This year, Estella Dugar, RN, Case Management at MountainView Hospital will celebrate a special birthday. She’ll turn 15 years old.
Estella isn’t a child prodigy (although she is very smart!), Estella is one of the few people who were born on Leap Year. In the U.S., there is only an estimated 187,000 people who have been born on Leap Day, and your chances of being born on this day are 1 in about 1,500.
At MountainView Hospital, there are 2,150 employees, and only two who were born on a Leap Day. At MountainView in 2016, also a Leap Year, there were four babies born, two boys and two girls.
So what tips does Estella have for the MountainView babies (and their parents) who will be born on Leap Day 2020?
“I’ve enjoyed it a lot, it’s a good ice breaker,” Estella said of her unusual birthday, which is displayed on her driver’s license as Feb. 29. “It has been something that made me special; it has always been a subject of conversation and it still is.”

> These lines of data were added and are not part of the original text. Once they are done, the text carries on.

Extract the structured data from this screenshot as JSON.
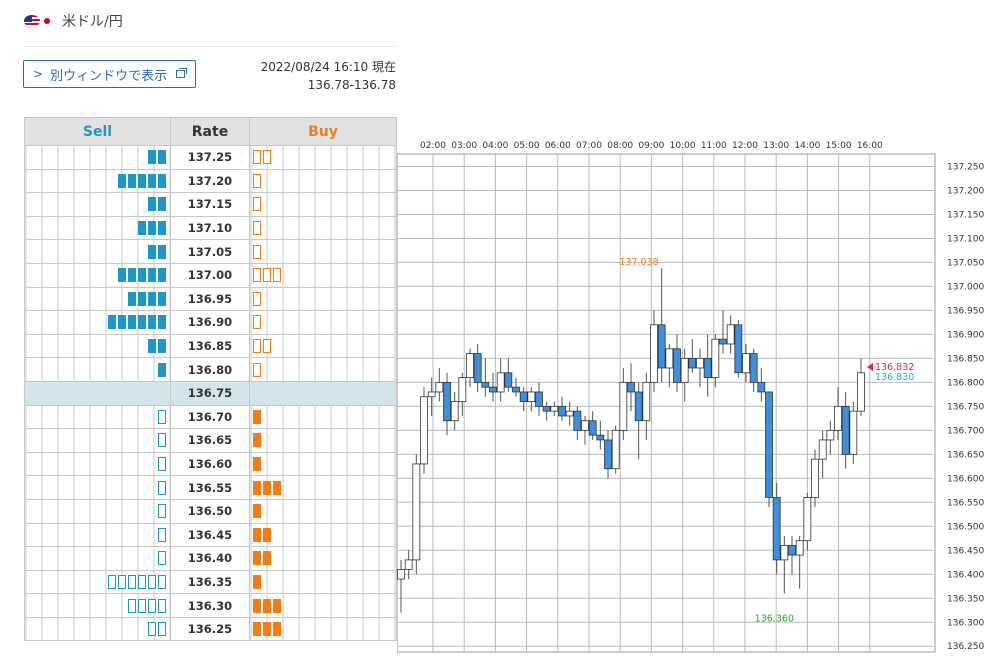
{
  "header": {
    "pair": "米ドル/円"
  },
  "window_button": {
    "label": "別ウィンドウで表示"
  },
  "quote": {
    "timestamp": "2022/08/24 16:10 現在",
    "bidask": "136.78-136.78"
  },
  "book": {
    "headers": {
      "sell": "Sell",
      "rate": "Rate",
      "buy": "Buy"
    },
    "current_rate": "136.75",
    "rows": [
      {
        "rate": "137.25",
        "sell": 2,
        "sell_style": "filled",
        "buy": 2,
        "buy_style": "outline"
      },
      {
        "rate": "137.20",
        "sell": 5,
        "sell_style": "filled",
        "buy": 1,
        "buy_style": "outline"
      },
      {
        "rate": "137.15",
        "sell": 2,
        "sell_style": "filled",
        "buy": 1,
        "buy_style": "outline"
      },
      {
        "rate": "137.10",
        "sell": 3,
        "sell_style": "filled",
        "buy": 1,
        "buy_style": "outline"
      },
      {
        "rate": "137.05",
        "sell": 2,
        "sell_style": "filled",
        "buy": 1,
        "buy_style": "outline"
      },
      {
        "rate": "137.00",
        "sell": 5,
        "sell_style": "filled",
        "buy": 3,
        "buy_style": "outline"
      },
      {
        "rate": "136.95",
        "sell": 4,
        "sell_style": "filled",
        "buy": 1,
        "buy_style": "outline"
      },
      {
        "rate": "136.90",
        "sell": 6,
        "sell_style": "filled",
        "buy": 1,
        "buy_style": "outline"
      },
      {
        "rate": "136.85",
        "sell": 2,
        "sell_style": "filled",
        "buy": 2,
        "buy_style": "outline"
      },
      {
        "rate": "136.80",
        "sell": 1,
        "sell_style": "filled",
        "buy": 1,
        "buy_style": "outline"
      },
      {
        "rate": "136.75",
        "sell": 0,
        "sell_style": "filled",
        "buy": 0,
        "buy_style": "filled"
      },
      {
        "rate": "136.70",
        "sell": 1,
        "sell_style": "outline",
        "buy": 1,
        "buy_style": "filled"
      },
      {
        "rate": "136.65",
        "sell": 1,
        "sell_style": "outline",
        "buy": 1,
        "buy_style": "filled"
      },
      {
        "rate": "136.60",
        "sell": 1,
        "sell_style": "outline",
        "buy": 1,
        "buy_style": "filled"
      },
      {
        "rate": "136.55",
        "sell": 1,
        "sell_style": "outline",
        "buy": 3,
        "buy_style": "filled"
      },
      {
        "rate": "136.50",
        "sell": 1,
        "sell_style": "outline",
        "buy": 1,
        "buy_style": "filled"
      },
      {
        "rate": "136.45",
        "sell": 1,
        "sell_style": "outline",
        "buy": 2,
        "buy_style": "filled"
      },
      {
        "rate": "136.40",
        "sell": 1,
        "sell_style": "outline",
        "buy": 2,
        "buy_style": "filled"
      },
      {
        "rate": "136.35",
        "sell": 6,
        "sell_style": "outline",
        "buy": 1,
        "buy_style": "filled"
      },
      {
        "rate": "136.30",
        "sell": 4,
        "sell_style": "outline",
        "buy": 3,
        "buy_style": "filled"
      },
      {
        "rate": "136.25",
        "sell": 2,
        "sell_style": "outline",
        "buy": 3,
        "buy_style": "filled"
      }
    ]
  },
  "colors": {
    "up": "#ffffff",
    "down": "#3d8fe0",
    "wick": "#555555",
    "high_label": "#f07c24",
    "low_label": "#22aa22",
    "ask_label": "#e0245e",
    "bid_label": "#1ab0d8"
  },
  "chart_data": {
    "type": "candlestick",
    "x_ticks": [
      "02:00",
      "03:00",
      "04:00",
      "05:00",
      "06:00",
      "07:00",
      "08:00",
      "09:00",
      "10:00",
      "11:00",
      "12:00",
      "13:00",
      "14:00",
      "15:00",
      "16:00"
    ],
    "y_ticks": [
      "137.250",
      "137.200",
      "137.150",
      "137.100",
      "137.050",
      "137.000",
      "136.950",
      "136.900",
      "136.850",
      "136.800",
      "136.750",
      "136.700",
      "136.650",
      "136.600",
      "136.550",
      "136.500",
      "136.450",
      "136.400",
      "136.350",
      "136.300",
      "136.250"
    ],
    "ylim": [
      136.238,
      137.276
    ],
    "grid": true,
    "annotations": {
      "high": "137.038",
      "low": "136.360",
      "ask": "136.832",
      "bid": "136.830"
    },
    "candles": [
      [
        136.39,
        136.43,
        136.32,
        136.41
      ],
      [
        136.41,
        136.45,
        136.39,
        136.43
      ],
      [
        136.43,
        136.65,
        136.4,
        136.63
      ],
      [
        136.63,
        136.79,
        136.61,
        136.77
      ],
      [
        136.77,
        136.81,
        136.73,
        136.78
      ],
      [
        136.78,
        136.83,
        136.76,
        136.8
      ],
      [
        136.8,
        136.82,
        136.69,
        136.72
      ],
      [
        136.72,
        136.78,
        136.7,
        136.76
      ],
      [
        136.76,
        136.82,
        136.73,
        136.81
      ],
      [
        136.81,
        136.87,
        136.79,
        136.86
      ],
      [
        136.86,
        136.88,
        136.78,
        136.8
      ],
      [
        136.8,
        136.85,
        136.77,
        136.79
      ],
      [
        136.79,
        136.82,
        136.76,
        136.78
      ],
      [
        136.78,
        136.85,
        136.76,
        136.82
      ],
      [
        136.82,
        136.85,
        136.78,
        136.79
      ],
      [
        136.79,
        136.81,
        136.77,
        136.78
      ],
      [
        136.78,
        136.79,
        136.74,
        136.76
      ],
      [
        136.76,
        136.79,
        136.74,
        136.78
      ],
      [
        136.78,
        136.8,
        136.73,
        136.75
      ],
      [
        136.75,
        136.76,
        136.72,
        136.74
      ],
      [
        136.74,
        136.76,
        136.73,
        136.75
      ],
      [
        136.75,
        136.77,
        136.72,
        136.73
      ],
      [
        136.73,
        136.76,
        136.71,
        136.74
      ],
      [
        136.74,
        136.75,
        136.68,
        136.7
      ],
      [
        136.7,
        136.73,
        136.67,
        136.72
      ],
      [
        136.72,
        136.74,
        136.68,
        136.69
      ],
      [
        136.69,
        136.72,
        136.66,
        136.68
      ],
      [
        136.68,
        136.7,
        136.6,
        136.62
      ],
      [
        136.62,
        136.71,
        136.61,
        136.7
      ],
      [
        136.7,
        136.83,
        136.68,
        136.8
      ],
      [
        136.8,
        136.84,
        136.74,
        136.78
      ],
      [
        136.78,
        136.8,
        136.64,
        136.72
      ],
      [
        136.72,
        136.82,
        136.68,
        136.8
      ],
      [
        136.8,
        136.95,
        136.78,
        136.92
      ],
      [
        136.92,
        137.038,
        136.8,
        136.83
      ],
      [
        136.83,
        136.88,
        136.79,
        136.87
      ],
      [
        136.87,
        136.9,
        136.78,
        136.8
      ],
      [
        136.8,
        136.87,
        136.76,
        136.85
      ],
      [
        136.85,
        136.89,
        136.82,
        136.83
      ],
      [
        136.83,
        136.87,
        136.79,
        136.85
      ],
      [
        136.85,
        136.9,
        136.77,
        136.81
      ],
      [
        136.81,
        136.9,
        136.79,
        136.89
      ],
      [
        136.89,
        136.95,
        136.86,
        136.88
      ],
      [
        136.88,
        136.94,
        136.86,
        136.92
      ],
      [
        136.92,
        136.93,
        136.81,
        136.82
      ],
      [
        136.82,
        136.88,
        136.8,
        136.86
      ],
      [
        136.86,
        136.87,
        136.78,
        136.8
      ],
      [
        136.8,
        136.83,
        136.76,
        136.78
      ],
      [
        136.78,
        136.76,
        136.54,
        136.56
      ],
      [
        136.56,
        136.59,
        136.4,
        136.43
      ],
      [
        136.43,
        136.48,
        136.36,
        136.46
      ],
      [
        136.46,
        136.48,
        136.4,
        136.44
      ],
      [
        136.44,
        136.48,
        136.37,
        136.47
      ],
      [
        136.47,
        136.57,
        136.45,
        136.56
      ],
      [
        136.56,
        136.66,
        136.54,
        136.64
      ],
      [
        136.64,
        136.7,
        136.6,
        136.68
      ],
      [
        136.68,
        136.72,
        136.65,
        136.7
      ],
      [
        136.7,
        136.79,
        136.68,
        136.75
      ],
      [
        136.75,
        136.78,
        136.62,
        136.65
      ],
      [
        136.65,
        136.76,
        136.63,
        136.74
      ],
      [
        136.74,
        136.85,
        136.73,
        136.82
      ]
    ]
  }
}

Estella does advise parents to pick a day they will celebrate their child’s birthday on, so as not to confuse the child on “off” years. Estella remembers her mom wanting to celebrate her birthday on Feb. 28, while her dad insisted on celebrating on March 1. At the time, Estella didn’t mind, as her birthday ended up being celebrated for most of the week.
Estella’s favorite memory as a “leapling” (Leap Year babies are often referred to as leaplings or leapers) was when she celebrated her 24th year, but 6th Leap Year birthday.
“My mom had a party for me that was set up for six year olds with puzzles and a big cake,” she said laughing. “I didn’t expect it, it was really sweet.”
So what will she do to celebrate this year? A quinceanera maybe? Estella said she’s not sure yet, but likely will celebrate all week—and on her unique day this year.